For centuries, parents have carried babies on their bodies using fabric slings in the front or papoose boards or other carriers on the back. Several medical journals, including Pediatrics and the International Journal of Childbirth Education, have reported that babies who are thusly "worn" are less fussy. Babywearing also makes it easier for moms to get out of the house more often and stay active, which can lessen the so-called "baby blues," according to the International Journal of Childbirth Education.
"The main benefit of babywearing is that parents can have their hands free," ZukaBaby founder Erin Reho Pelias says.
Pelias and ZukaBaby employee Jen Fultz explain to new parents how to pick the perfect baby carrier, which accessories you need and the principles of safe babywearing.
First, choose the right type of carrier. Baby carriers can be structured (Baby Bjorn, Beco, Mei Tai), unstructured (Boba, Moby, Happy) or somewhere in between (Baby K'Tan, ZoloWear, Sakura Bloom).
Parents should try out different carriers to see which style they prefer, since no one design is superior to another.
"Some people like the woven wraps without the structure because you can do more things with it and have more freedom, and they're not sized, so several people can wear it," Fultz says.
"Some carriers will put the weight on your upper back, which is more comfortable for Dad," Pelias says. "Women prefer weight carried down on their hips."
Second, pick accessories. Most carriers' instructions recommend waiting until the baby is 15 pounds and can control his or her head movements before using a carrier. Therefore, inserts to stablilize an infant's head are an ideal accessory for parents wanting to wear their newborns. Hoods, suck pads for teething babies, storage pouches and winter carrier covers are also available.
Finally, learn how to wear the baby safely. Baby boutiques are great places to learn hands-on.
"The top tip is to make sure [the baby is] visible and kissable," Fultz says. "If you can see him and kiss him, he's probably safe and happy."
After a rash of infant suffocation deaths connected with sling carriers in 2010, the U.S. Consumer Product Safety Commission urged parents to make sure babies in slings don't have their faces obstructed by fabric or by the adult's body or that they are not curled in a chin-to-chest position. Parents with babies younger than four months with breathing problems, including temporary ones, or those born with a low weight should be extra careful when using slings. The International Journal of Childbirth Education cautions against riding bikes or other vehicles and cooking or eating hot items while wearing a baby.

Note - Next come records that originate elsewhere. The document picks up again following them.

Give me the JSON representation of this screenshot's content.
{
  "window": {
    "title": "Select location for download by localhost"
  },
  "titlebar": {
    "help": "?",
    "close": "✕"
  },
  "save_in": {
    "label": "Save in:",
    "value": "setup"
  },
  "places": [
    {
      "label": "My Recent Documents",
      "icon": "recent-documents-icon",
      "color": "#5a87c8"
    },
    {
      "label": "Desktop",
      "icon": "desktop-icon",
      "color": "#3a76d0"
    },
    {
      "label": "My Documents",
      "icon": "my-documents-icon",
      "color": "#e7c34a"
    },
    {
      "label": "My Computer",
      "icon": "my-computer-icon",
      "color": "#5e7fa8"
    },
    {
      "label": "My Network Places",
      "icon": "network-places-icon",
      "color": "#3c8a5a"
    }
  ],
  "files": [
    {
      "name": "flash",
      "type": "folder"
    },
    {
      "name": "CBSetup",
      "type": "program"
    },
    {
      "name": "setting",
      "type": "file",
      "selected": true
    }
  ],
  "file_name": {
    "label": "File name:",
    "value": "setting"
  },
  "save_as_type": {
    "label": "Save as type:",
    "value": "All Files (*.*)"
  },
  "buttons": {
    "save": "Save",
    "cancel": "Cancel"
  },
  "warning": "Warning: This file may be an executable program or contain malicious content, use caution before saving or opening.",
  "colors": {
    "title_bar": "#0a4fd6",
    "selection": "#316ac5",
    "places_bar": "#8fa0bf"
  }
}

The magazine also urges parents to practice wearing baby carriers before using them regularly; check for wear around the seams, straps, buckles or rings; and face the baby outward while wearing the carrier, except when breast-feeding.